Yes, I’ll admit it. It’s been difficult to adjust to “normal life” after months of yoga bliss in the Himalayas. I’ve been back home now for over two months and apart from the happiness at seeing my husband, family and friends again, the re-entry into Western life has been challenging.
During the last few days of our yoga program, Yogi Sivadas had smiled and said, “People come to India and get a culture shock. Then they stay for a while. And then, when they go back to the West, they get a different culture shock!” How true. Of course there was an adjustment to life in McLeod Ganj, India, starting with the taxi ride from the airport, but it was really only a matter of days before different became normal, and unusual became part of regular life, including the mischievous monkeys as surprise visitors in our cottages.
Acclimation on coming home – some observations:
- Where are the cows in the street, and the goats eating the adverts off the walls?
- Gosh, it’s odd to sit on a chair, instead of cross-legged on the floor
- Everyone is in a rush
- Everyone seems to be complaining about something, and it’s almost always about something trivial
- The local charity shop is the happy recipient of the pile of Clutter I Don’t Need Anymore. What made me think I NEEDED so much? (and don’t even get me started on Black Friday greed and hysteria)
- Oh. I’m noticing it’s actually quite a challenge to be a constant “flame of consciousness”, when not everyone around me is even aware there is a candle in the room
- How did a Starbucks chai tea latte creep into my diet again, on a regular basis?
- Wow, it’s not as easy as I thought it would be, to stick to the healthy routine that kept me so happy in body, mind and spirit
- The word F@*k seems to be making a more regular appearance in my vocabulary lately

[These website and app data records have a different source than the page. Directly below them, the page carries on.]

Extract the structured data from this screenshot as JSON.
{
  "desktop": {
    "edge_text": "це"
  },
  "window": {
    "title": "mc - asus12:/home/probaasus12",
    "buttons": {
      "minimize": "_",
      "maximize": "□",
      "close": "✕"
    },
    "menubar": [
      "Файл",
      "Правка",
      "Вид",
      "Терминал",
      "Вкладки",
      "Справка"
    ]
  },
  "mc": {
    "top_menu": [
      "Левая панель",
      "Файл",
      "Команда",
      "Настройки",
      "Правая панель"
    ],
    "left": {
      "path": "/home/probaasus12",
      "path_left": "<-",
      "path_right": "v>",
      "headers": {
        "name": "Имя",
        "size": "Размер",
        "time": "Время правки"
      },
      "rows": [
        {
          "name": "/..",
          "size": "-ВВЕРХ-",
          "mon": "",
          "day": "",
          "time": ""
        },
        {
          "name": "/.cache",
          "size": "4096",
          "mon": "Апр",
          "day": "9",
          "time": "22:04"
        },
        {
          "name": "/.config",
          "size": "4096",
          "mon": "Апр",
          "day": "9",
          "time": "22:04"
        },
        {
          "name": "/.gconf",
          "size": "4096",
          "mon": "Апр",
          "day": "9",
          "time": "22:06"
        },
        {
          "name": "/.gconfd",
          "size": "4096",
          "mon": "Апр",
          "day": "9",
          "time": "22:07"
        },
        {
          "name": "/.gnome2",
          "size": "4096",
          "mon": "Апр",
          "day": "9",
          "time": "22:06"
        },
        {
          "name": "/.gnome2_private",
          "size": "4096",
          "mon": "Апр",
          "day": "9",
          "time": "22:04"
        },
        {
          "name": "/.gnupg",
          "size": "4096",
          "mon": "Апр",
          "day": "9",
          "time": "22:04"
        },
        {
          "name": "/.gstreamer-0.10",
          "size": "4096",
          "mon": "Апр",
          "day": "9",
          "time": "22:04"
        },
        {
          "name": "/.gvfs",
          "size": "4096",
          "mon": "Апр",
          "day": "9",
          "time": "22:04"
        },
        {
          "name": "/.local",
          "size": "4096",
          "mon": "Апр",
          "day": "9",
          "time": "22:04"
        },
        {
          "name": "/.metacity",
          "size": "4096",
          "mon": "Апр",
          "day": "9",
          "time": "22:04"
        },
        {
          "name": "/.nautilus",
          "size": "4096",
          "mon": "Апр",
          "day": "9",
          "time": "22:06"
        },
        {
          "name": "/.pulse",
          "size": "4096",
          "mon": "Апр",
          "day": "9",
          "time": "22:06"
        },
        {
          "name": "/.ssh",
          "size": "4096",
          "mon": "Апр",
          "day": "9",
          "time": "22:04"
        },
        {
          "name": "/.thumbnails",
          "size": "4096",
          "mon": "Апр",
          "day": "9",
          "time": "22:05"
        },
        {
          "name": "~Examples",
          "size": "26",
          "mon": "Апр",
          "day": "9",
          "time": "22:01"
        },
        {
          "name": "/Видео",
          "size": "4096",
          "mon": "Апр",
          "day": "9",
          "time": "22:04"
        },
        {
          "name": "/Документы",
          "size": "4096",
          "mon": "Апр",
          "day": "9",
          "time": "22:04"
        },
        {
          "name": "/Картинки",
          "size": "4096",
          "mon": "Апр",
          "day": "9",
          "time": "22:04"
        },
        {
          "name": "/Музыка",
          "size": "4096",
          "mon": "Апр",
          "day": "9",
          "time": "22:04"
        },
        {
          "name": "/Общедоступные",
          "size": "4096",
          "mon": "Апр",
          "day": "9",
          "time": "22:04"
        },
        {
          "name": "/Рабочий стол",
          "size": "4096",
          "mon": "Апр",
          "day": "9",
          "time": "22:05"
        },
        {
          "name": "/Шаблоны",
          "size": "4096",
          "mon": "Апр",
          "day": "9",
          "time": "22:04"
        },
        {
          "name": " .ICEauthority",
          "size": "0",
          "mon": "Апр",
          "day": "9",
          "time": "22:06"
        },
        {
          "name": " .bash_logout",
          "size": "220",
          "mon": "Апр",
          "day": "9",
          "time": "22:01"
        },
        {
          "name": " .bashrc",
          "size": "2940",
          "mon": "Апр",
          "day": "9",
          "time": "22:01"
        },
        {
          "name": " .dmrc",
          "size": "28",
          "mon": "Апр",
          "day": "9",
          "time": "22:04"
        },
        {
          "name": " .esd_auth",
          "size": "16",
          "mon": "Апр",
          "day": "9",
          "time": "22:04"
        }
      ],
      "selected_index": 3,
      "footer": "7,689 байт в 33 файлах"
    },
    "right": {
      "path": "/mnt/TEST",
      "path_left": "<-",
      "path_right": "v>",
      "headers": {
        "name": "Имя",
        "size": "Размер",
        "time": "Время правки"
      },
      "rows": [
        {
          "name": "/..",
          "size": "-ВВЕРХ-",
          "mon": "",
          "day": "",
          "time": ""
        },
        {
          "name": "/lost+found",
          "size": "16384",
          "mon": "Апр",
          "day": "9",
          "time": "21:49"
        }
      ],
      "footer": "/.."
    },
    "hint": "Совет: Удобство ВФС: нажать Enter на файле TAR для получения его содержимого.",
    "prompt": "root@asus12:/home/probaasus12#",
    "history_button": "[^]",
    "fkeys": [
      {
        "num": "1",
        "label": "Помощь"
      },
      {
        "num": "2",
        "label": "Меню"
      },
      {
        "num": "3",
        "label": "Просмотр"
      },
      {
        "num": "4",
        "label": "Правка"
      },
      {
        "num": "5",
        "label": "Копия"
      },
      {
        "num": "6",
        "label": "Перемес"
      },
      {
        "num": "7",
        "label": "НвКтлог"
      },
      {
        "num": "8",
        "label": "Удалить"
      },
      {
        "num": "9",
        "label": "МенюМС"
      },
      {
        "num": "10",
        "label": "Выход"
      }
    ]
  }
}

- I’m so happy to have a busy yoga teaching schedule and share some of the things I’ve learnt … now, how can I squeeze in more yoga and meditation time for me?
It soon became apparent that the shifts in lifestyle were actually less about the obvious things, like goats in the street and Tibetan monks in the shops. It’s been more about how to hold on to the simpler lifestyle I had in India, where I made do with less and yet didn’t feel I lacked anything. How I felt alive and energized every morning, even with the pressure and pace of our nine-hours-a-day-six-days-a-week schedule. How I saw life through a veil of calm and perspective, focusing only on things that mattered. Every day brought simplicity and ease into the way I thought, spoke and behaved.
And that’s the magic that I’m determined to hold on to. The goats were adorable and I miss them. But it’s the other, less tangible, pieces of the peace puzzle that I promise myself I will not lose. I’ve been preparing for the “Yoga in India” playshop I’m holding this month, and I’ve been reading through my notes of many hours spent with Yogi Sivadas, highlighting the crucial ingredients for a more balanced life.
The good news is, it’s not actually that complicated. I’ll share a summary in my next post.
[A wee note here … if you’re seeing strange adverts (nose and ear hair trimmers) in the space below, it’s because WordPress randomly displays these ads in return for my free blog space. I don’t make money from the ads and neither do I have a choice on what appears. Perhaps over time, the hair trimmers will be replaced by yoga mats and yoga books :-). ]